2. Drink Water, Lose Weight

Skip the bread and load up on a zero carb starter: water. Drinking 500ml of the good stuff 30 minutes prior to main meals helped people lose 2.86lb over 12 weeks, according to an article in the journal Obesity. If you extrapolate that over a year, it’s a habit that could shift 12.30lb just from quenching a faux thirst. So how much do you need a day to be healthy?

By Formula: Daily water needs = bodyweight in lbs x 0.66 = ounces of water per day

By Feel: New research at Monash University found your swallowing reflex is inhibited once enough water has been consumed. Simple!

Original article by Max Cotton

How To Shut Up The Grunting Guys At Your Gym

Everyone is entitled to a good grunt, especially during the last rep of a set of if they are shooting for a new max. Philadelphia’s Drexel University researchers found that grunting during a lift can create a 10% increase in force, so cut the guy a little slack, just not too much.

However, there are the meatheads who are hell-bent on verbalising every rep sound like Sharapova serving on the centre court. To make it worse, they have proven not to be afraid of verbalising their aggression, making it risky to ask them to dial down the volume. The solution demands a little fishing.

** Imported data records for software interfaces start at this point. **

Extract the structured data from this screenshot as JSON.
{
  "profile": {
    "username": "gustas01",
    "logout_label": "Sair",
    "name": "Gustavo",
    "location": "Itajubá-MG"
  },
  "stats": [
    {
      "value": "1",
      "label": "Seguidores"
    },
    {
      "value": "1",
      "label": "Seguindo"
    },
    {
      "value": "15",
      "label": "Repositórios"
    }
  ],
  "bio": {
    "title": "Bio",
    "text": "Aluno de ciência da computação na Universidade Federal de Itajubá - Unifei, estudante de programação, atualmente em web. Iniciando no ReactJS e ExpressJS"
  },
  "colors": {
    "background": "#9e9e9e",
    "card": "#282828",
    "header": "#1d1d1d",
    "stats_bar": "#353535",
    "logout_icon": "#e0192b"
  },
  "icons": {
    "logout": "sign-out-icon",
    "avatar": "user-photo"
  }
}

First, memorise this stat: clenching your jaw on a mouth guard improves your rate of force development by 19%, according to an article in the Journal of Strength and Conditioning Research. That means your muscles got from zero to 100 faster, which helps you lift significantly more weight. Then get a super thin clear mouth guard and train next to the grunter. Fiddle insistently with your guard in front of him, especially before your biggest lift. this is your bait. when he asks – and he will – recount the stat and tell him how much it has helped you. He will probably have one by the next day and won’t be able to grunt quite as loudly with all the biting down.

Featured photo: Steph Curry (NBA Player)

Original article by Ray Klerck

Improve Results With Unilateral Training

To challenge the body to change, it is important to have an array of training methods to use. Unilateral training is a necessity to enhance force production, avoid compensation issues while lifting and engage more muscles. Unilateral training means using one limb to perform a weighted exercise or stabilising a load on only one side of the body. Lifting weight with one side of the body recruits more of the stabiliser muscles often neglected during bilateral training (means using both limbs or even weight distribution).

More calories get burnt and there is a more even distribution of strength throughout the body, decreasing overcompensation patterns and injury. The body’s mechanics are greatly improved with the synergy of these muscles, increasing coordination and more seamless movements for athletic performance.

With unilateral movements, you will build more strength without having to load the body with heavier weights. Give it a try!

Here is an example of a unilateral routine for the full body. You can download the full unilateral training routine for each muscle group here.

Featured photo: Ryan Terry (IFBB Pro)

Original article by Lindsay Kent (Former Junior Olympian)